Meanwhile, table grape property in the county reached $12,000 to $15,000 an acre in 2010, much better than the 2007 price of $10,000 to $12,500, according to the report.
Rental activity was "steady" within these and other categories of Kern farmland last year, the report says, while their rental price trends were "stable."
Commodity prices surely figure into the trend. Many crops grown in Kern County are selling at historically strong prices.
Between 2009 and 2010 alone, the gross value of Kern's agricultural output jumped 31 percent to $4.76 billion, the county reported last spring. Authorities noted that some of that increase had to do with better pollination and an increase in water available for farming.
With so much money being made, it's no wonder farmers are holding out for only the best purchase offers, said Stewart at Pearson Realty.
"The problem is, people are making money," he said, "and they don't want to sell anything while people are making money."
But other factors appear to be at play as well, including expectations for food and water shortages over the long term, not to mention a lack of good investment opportunities elsewhere.
"The stock market's pretty wild. The bond market's nothing. CDs are zero," said Steve Runyan, a Bakersfield-area agricultural real estate appraiser, "and so you have a tremendous amount of money in pension funds and investment funds of some kind that need some kind of return."
Runyan said some of his clients for local farmland are international companies looking at global population trends.
"I think some of these companies are realizing that we probably should buy some of this land because they're not making (land) anymore and it's going to be needed to feed the world population."
Rafael Rojas, left, picks lettuce with a crew working for independent farmer Danny Andrews on this farm land in southwestern Kern County. Casey Christie / The Californian

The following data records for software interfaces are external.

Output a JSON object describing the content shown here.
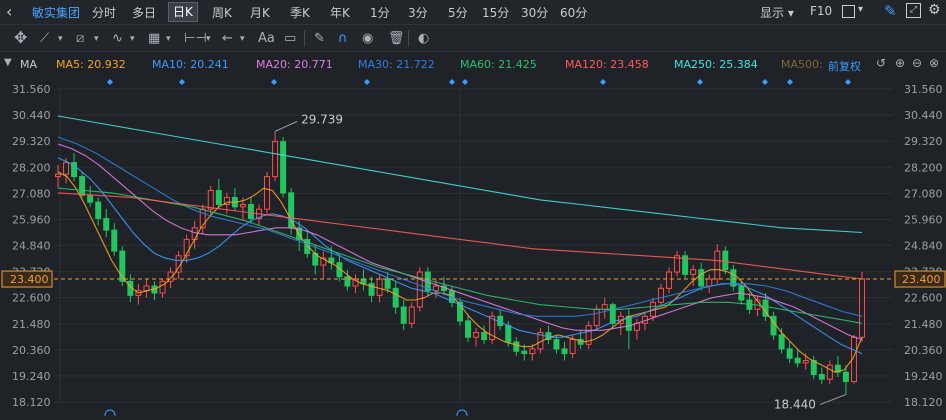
{
  "header": {
    "stock_name": "敏实集团",
    "periods": [
      "分时",
      "多日",
      "日K",
      "周K",
      "月K",
      "季K",
      "年K",
      "1分",
      "3分",
      "5分",
      "15分",
      "30分",
      "60分"
    ],
    "active_period": "日K",
    "display_label": "显示",
    "f10_label": "F10"
  },
  "toolbar": {
    "text_tool": "Aa"
  },
  "ma_bar": {
    "label": "MA",
    "items": [
      {
        "text": "MA5: 20.932",
        "color": "#f5a623"
      },
      {
        "text": "MA10: 20.241",
        "color": "#3d9bff"
      },
      {
        "text": "MA20: 20.771",
        "color": "#e07de0"
      },
      {
        "text": "MA30: 21.722",
        "color": "#2f7fe0"
      },
      {
        "text": "MA60: 21.425",
        "color": "#2fbf71"
      },
      {
        "text": "MA120: 23.458",
        "color": "#ff5a5a"
      },
      {
        "text": "MA250: 25.384",
        "color": "#3fe0e0"
      },
      {
        "text": "MA500:",
        "color": "#7a6a3a"
      }
    ],
    "adjust_label": "前复权"
  },
  "chart_data": {
    "type": "candlestick",
    "y_ticks": [
      "31.560",
      "30.440",
      "29.320",
      "28.200",
      "27.080",
      "25.960",
      "24.840",
      "23.720",
      "22.600",
      "21.480",
      "20.360",
      "19.240",
      "18.120"
    ],
    "ylim": [
      18.12,
      31.56
    ],
    "current_price": "23.400",
    "high_label": "29.739",
    "low_label": "18.440",
    "candles": [
      [
        27.8,
        28.3,
        27.3,
        27.9
      ],
      [
        27.9,
        28.6,
        27.5,
        28.4
      ],
      [
        28.4,
        28.8,
        27.6,
        27.8
      ],
      [
        27.8,
        28.0,
        26.9,
        27.0
      ],
      [
        27.0,
        27.4,
        26.5,
        26.7
      ],
      [
        26.7,
        26.9,
        25.7,
        26.0
      ],
      [
        26.0,
        26.4,
        25.2,
        25.5
      ],
      [
        25.5,
        25.8,
        24.4,
        24.6
      ],
      [
        24.6,
        24.8,
        23.1,
        23.3
      ],
      [
        23.3,
        23.6,
        22.4,
        22.7
      ],
      [
        22.7,
        23.2,
        22.3,
        22.9
      ],
      [
        22.9,
        23.4,
        22.6,
        23.1
      ],
      [
        23.1,
        23.3,
        22.5,
        22.8
      ],
      [
        22.8,
        23.4,
        22.6,
        23.3
      ],
      [
        23.3,
        23.9,
        23.0,
        23.7
      ],
      [
        23.7,
        24.6,
        23.4,
        24.4
      ],
      [
        24.4,
        25.3,
        24.1,
        25.1
      ],
      [
        25.1,
        25.9,
        24.7,
        25.6
      ],
      [
        25.6,
        26.6,
        25.3,
        26.4
      ],
      [
        26.4,
        27.4,
        26.1,
        27.2
      ],
      [
        27.2,
        27.7,
        26.4,
        26.6
      ],
      [
        26.6,
        27.1,
        26.2,
        26.9
      ],
      [
        26.9,
        27.3,
        26.3,
        26.5
      ],
      [
        26.5,
        26.9,
        25.9,
        26.6
      ],
      [
        26.6,
        26.9,
        25.8,
        26.0
      ],
      [
        26.0,
        26.6,
        25.7,
        26.4
      ],
      [
        26.4,
        28.0,
        26.2,
        27.8
      ],
      [
        27.8,
        29.74,
        27.6,
        29.3
      ],
      [
        29.3,
        29.5,
        26.9,
        27.1
      ],
      [
        27.1,
        27.3,
        25.3,
        25.6
      ],
      [
        25.6,
        25.9,
        24.6,
        25.1
      ],
      [
        25.1,
        25.5,
        24.3,
        24.5
      ],
      [
        24.5,
        24.9,
        23.6,
        24.0
      ],
      [
        24.0,
        24.6,
        23.4,
        24.3
      ],
      [
        24.3,
        24.8,
        23.8,
        24.1
      ],
      [
        24.1,
        24.4,
        23.3,
        23.5
      ],
      [
        23.5,
        23.8,
        22.9,
        23.1
      ],
      [
        23.1,
        23.6,
        22.8,
        23.4
      ],
      [
        23.4,
        23.8,
        22.9,
        23.2
      ],
      [
        23.2,
        23.5,
        22.4,
        22.7
      ],
      [
        22.7,
        23.6,
        22.4,
        23.4
      ],
      [
        23.4,
        23.7,
        22.8,
        23.0
      ],
      [
        23.0,
        23.3,
        21.9,
        22.2
      ],
      [
        22.2,
        22.5,
        21.2,
        21.5
      ],
      [
        21.5,
        22.4,
        21.3,
        22.2
      ],
      [
        22.2,
        23.9,
        22.0,
        23.7
      ],
      [
        23.7,
        23.9,
        22.7,
        22.9
      ],
      [
        22.9,
        23.4,
        22.6,
        23.1
      ],
      [
        23.1,
        23.5,
        22.7,
        22.9
      ],
      [
        22.9,
        23.1,
        22.2,
        22.4
      ],
      [
        22.4,
        22.6,
        21.4,
        21.6
      ],
      [
        21.6,
        21.9,
        20.7,
        20.9
      ],
      [
        20.9,
        21.3,
        20.5,
        21.1
      ],
      [
        21.1,
        21.4,
        20.6,
        20.8
      ],
      [
        20.8,
        22.0,
        20.6,
        21.8
      ],
      [
        21.8,
        22.1,
        21.2,
        21.4
      ],
      [
        21.4,
        21.6,
        20.5,
        20.7
      ],
      [
        20.7,
        20.9,
        20.1,
        20.3
      ],
      [
        20.3,
        20.6,
        19.9,
        20.2
      ],
      [
        20.2,
        20.6,
        19.9,
        20.4
      ],
      [
        20.4,
        21.3,
        20.2,
        21.1
      ],
      [
        21.1,
        21.4,
        20.6,
        20.8
      ],
      [
        20.8,
        21.0,
        20.2,
        20.4
      ],
      [
        20.4,
        20.7,
        19.9,
        20.2
      ],
      [
        20.2,
        21.0,
        20.0,
        20.8
      ],
      [
        20.8,
        21.2,
        20.4,
        20.6
      ],
      [
        20.6,
        21.6,
        20.4,
        21.4
      ],
      [
        21.4,
        22.3,
        21.2,
        22.1
      ],
      [
        22.1,
        22.6,
        21.7,
        22.3
      ],
      [
        22.3,
        22.4,
        21.3,
        21.5
      ],
      [
        21.5,
        22.0,
        21.0,
        21.8
      ],
      [
        21.8,
        22.1,
        20.4,
        21.2
      ],
      [
        21.2,
        21.7,
        20.8,
        21.5
      ],
      [
        21.5,
        22.0,
        21.2,
        21.8
      ],
      [
        21.8,
        22.6,
        21.6,
        22.4
      ],
      [
        22.4,
        23.2,
        22.2,
        23.0
      ],
      [
        23.0,
        23.9,
        22.8,
        23.7
      ],
      [
        23.7,
        24.6,
        23.5,
        24.4
      ],
      [
        24.4,
        24.6,
        23.4,
        23.6
      ],
      [
        23.6,
        24.0,
        23.1,
        23.8
      ],
      [
        23.8,
        24.1,
        22.9,
        23.1
      ],
      [
        23.1,
        23.6,
        22.8,
        23.4
      ],
      [
        23.4,
        24.9,
        23.2,
        24.6
      ],
      [
        24.6,
        24.8,
        23.6,
        23.8
      ],
      [
        23.8,
        24.0,
        22.9,
        23.1
      ],
      [
        23.1,
        23.3,
        22.3,
        22.5
      ],
      [
        22.5,
        22.8,
        21.9,
        22.1
      ],
      [
        22.1,
        22.7,
        21.8,
        22.5
      ],
      [
        22.5,
        22.8,
        21.6,
        21.8
      ],
      [
        21.8,
        22.0,
        20.8,
        21.0
      ],
      [
        21.0,
        21.3,
        20.2,
        20.4
      ],
      [
        20.4,
        20.7,
        19.8,
        20.0
      ],
      [
        20.0,
        20.4,
        19.6,
        19.8
      ],
      [
        19.8,
        20.2,
        19.5,
        19.9
      ],
      [
        19.9,
        20.1,
        19.1,
        19.3
      ],
      [
        19.3,
        19.6,
        18.9,
        19.1
      ],
      [
        19.1,
        19.9,
        18.9,
        19.7
      ],
      [
        19.7,
        20.1,
        19.2,
        19.4
      ],
      [
        19.4,
        19.7,
        18.44,
        19.0
      ],
      [
        19.0,
        21.0,
        18.9,
        20.9
      ],
      [
        20.9,
        23.7,
        20.7,
        23.4
      ]
    ],
    "ma_lines": [
      {
        "name": "MA5",
        "color": "#f5a623",
        "values": [
          28.0,
          27.8,
          27.3,
          26.6,
          25.8,
          25.0,
          24.2,
          23.6,
          23.1,
          22.8,
          22.9,
          23.0,
          23.2,
          23.6,
          24.2,
          24.9,
          25.6,
          26.1,
          26.5,
          26.7,
          26.7,
          26.8,
          27.0,
          27.3,
          27.2,
          26.7,
          26.0,
          25.3,
          24.8,
          24.4,
          24.2,
          24.0,
          23.7,
          23.4,
          23.2,
          23.1,
          23.0,
          22.9,
          22.7,
          22.5,
          22.5,
          22.6,
          22.8,
          22.8,
          22.7,
          22.3,
          21.8,
          21.4,
          21.1,
          20.9,
          20.7,
          20.6,
          20.5,
          20.5,
          20.7,
          20.9,
          21.0,
          20.9,
          20.8,
          20.7,
          20.8,
          21.0,
          21.3,
          21.6,
          21.8,
          21.9,
          22.0,
          22.1,
          22.2,
          22.5,
          22.9,
          23.3,
          23.6,
          23.8,
          23.8,
          23.7,
          23.5,
          23.1,
          22.6,
          22.1,
          21.6,
          21.1,
          20.7,
          20.3,
          20.0,
          19.8,
          19.6,
          19.4,
          19.5,
          20.0,
          20.9
        ]
      },
      {
        "name": "MA10",
        "color": "#3d9bff",
        "values": [
          28.6,
          28.4,
          28.1,
          27.7,
          27.2,
          26.6,
          26.0,
          25.4,
          24.9,
          24.5,
          24.3,
          24.2,
          24.2,
          24.3,
          24.5,
          24.8,
          25.2,
          25.6,
          25.9,
          26.1,
          26.2,
          26.1,
          25.9,
          25.6,
          25.2,
          24.8,
          24.5,
          24.2,
          24.0,
          23.8,
          23.6,
          23.4,
          23.2,
          23.0,
          22.9,
          22.8,
          22.6,
          22.4,
          22.2,
          22.0,
          21.8,
          21.6,
          21.4,
          21.2,
          21.1,
          21.0,
          20.9,
          20.9,
          21.0,
          21.1,
          21.2,
          21.4,
          21.6,
          21.7,
          21.8,
          22.0,
          22.2,
          22.4,
          22.6,
          22.8,
          23.0,
          23.1,
          23.2,
          23.2,
          23.1,
          22.9,
          22.7,
          22.4,
          22.1,
          21.8,
          21.5,
          21.2,
          20.9,
          20.6,
          20.4,
          20.2
        ]
      },
      {
        "name": "MA20",
        "color": "#e07de0",
        "values": [
          29.2,
          29.0,
          28.7,
          28.3,
          27.8,
          27.3,
          26.8,
          26.3,
          25.9,
          25.6,
          25.4,
          25.3,
          25.3,
          25.3,
          25.4,
          25.5,
          25.6,
          25.6,
          25.5,
          25.3,
          25.0,
          24.7,
          24.4,
          24.1,
          23.9,
          23.7,
          23.5,
          23.3,
          23.1,
          22.9,
          22.7,
          22.5,
          22.3,
          22.1,
          21.9,
          21.7,
          21.5,
          21.3,
          21.2,
          21.2,
          21.2,
          21.3,
          21.4,
          21.6,
          21.8,
          22.0,
          22.2,
          22.4,
          22.6,
          22.7,
          22.8,
          22.7,
          22.6,
          22.4,
          22.2,
          21.9,
          21.6,
          21.3,
          21.0,
          20.8
        ]
      },
      {
        "name": "MA30",
        "color": "#2f7fe0",
        "values": [
          29.5,
          29.2,
          28.8,
          28.3,
          27.8,
          27.3,
          26.8,
          26.4,
          26.1,
          25.9,
          25.7,
          25.5,
          25.2,
          24.9,
          24.6,
          24.3,
          24.0,
          23.7,
          23.4,
          23.1,
          22.8,
          22.5,
          22.3,
          22.1,
          21.9,
          21.8,
          21.8,
          21.8,
          21.9,
          22.1,
          22.3,
          22.5,
          22.7,
          22.9,
          23.1,
          23.2,
          23.2,
          23.1,
          22.9,
          22.6,
          22.3,
          22.0,
          21.8
        ]
      },
      {
        "name": "MA60",
        "color": "#2fbf71",
        "values": [
          27.3,
          27.2,
          27.1,
          26.9,
          26.7,
          26.5,
          26.2,
          25.9,
          25.5,
          25.1,
          24.7,
          24.3,
          23.9,
          23.6,
          23.3,
          23.0,
          22.7,
          22.5,
          22.3,
          22.2,
          22.1,
          22.1,
          22.2,
          22.3,
          22.4,
          22.4,
          22.3,
          22.1,
          21.9,
          21.7,
          21.5
        ]
      },
      {
        "name": "MA120",
        "color": "#ff5a5a",
        "values": [
          27.1,
          27.0,
          26.9,
          26.7,
          26.5,
          26.3,
          26.1,
          25.9,
          25.7,
          25.5,
          25.3,
          25.1,
          24.9,
          24.7,
          24.6,
          24.5,
          24.4,
          24.3,
          24.2,
          24.0,
          23.8,
          23.6,
          23.4
        ]
      },
      {
        "name": "MA250",
        "color": "#3fe0e0",
        "values": [
          30.4,
          30.1,
          29.8,
          29.5,
          29.2,
          28.9,
          28.6,
          28.3,
          28.0,
          27.7,
          27.4,
          27.1,
          26.8,
          26.6,
          26.4,
          26.2,
          26.0,
          25.8,
          25.6,
          25.5,
          25.4
        ]
      }
    ]
  }
}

Some wonder whether there is enough underlying support for the high price of ag land, or whether this is simply another real estate bubble.
The managing director of institutional investor UBS AgriVest LLC, Jim B. McCandless, said his firm has owned and rented out Kern County farmland since the 1990s. But he said it hasn't bought any property here for the last few years despite the relatively high quality of local water, soil and agricultural operators.
Sometimes there are just no opportunities for the company to buy because farmers are doing well by working the land they own, McCandless said. But other times, he added, the company passes up offers because the price of land rises faster than the rental income.
"Sometimes it gets a little disproportionate," he said.
Although his company is cautious whenever prices rise quickly, McCandless wasn't ready to call Kern's ag real estate market a bubble. For one thing, the county produces many kinds of crops, and that diversification acts as a good price cushion.
Runyan, the local appraiser, pointed to factors suggesting that recently high purchase prices may be justified.
With interest rates low, he said, farming companies are not saddled with large debt payments that could hurt them if conditions change. Also, many investors he sees pay cash as opposed to purchasing with borrowed money, which he said gives them a more solid position.
"I don't see a lot of stuff pointing to a bubble," he said.
Land for water's sake
Access to water has always been a major factor in the price of farmland, but lately it is having a bigger effect because of fears of future water shortages.
The best water access is generally found on the eastern side of the Central Valley because of vested rights to rivers such as the Kern, said Sarge Green, project manager at Fresno State's California Water Institute.
Meanwhile, uncertainties associated with water from the Sacramento Delta may hurt demand for land served by water from up north, he said.
Farmland tied to any water source could become more valuable in years to come, he said.
This could become more pronounced as the Los Angeles Basin's population outgrows its water supply and looks north for a drink.
"People buying land here with that kind of potential in mind are thinking long term," Green said.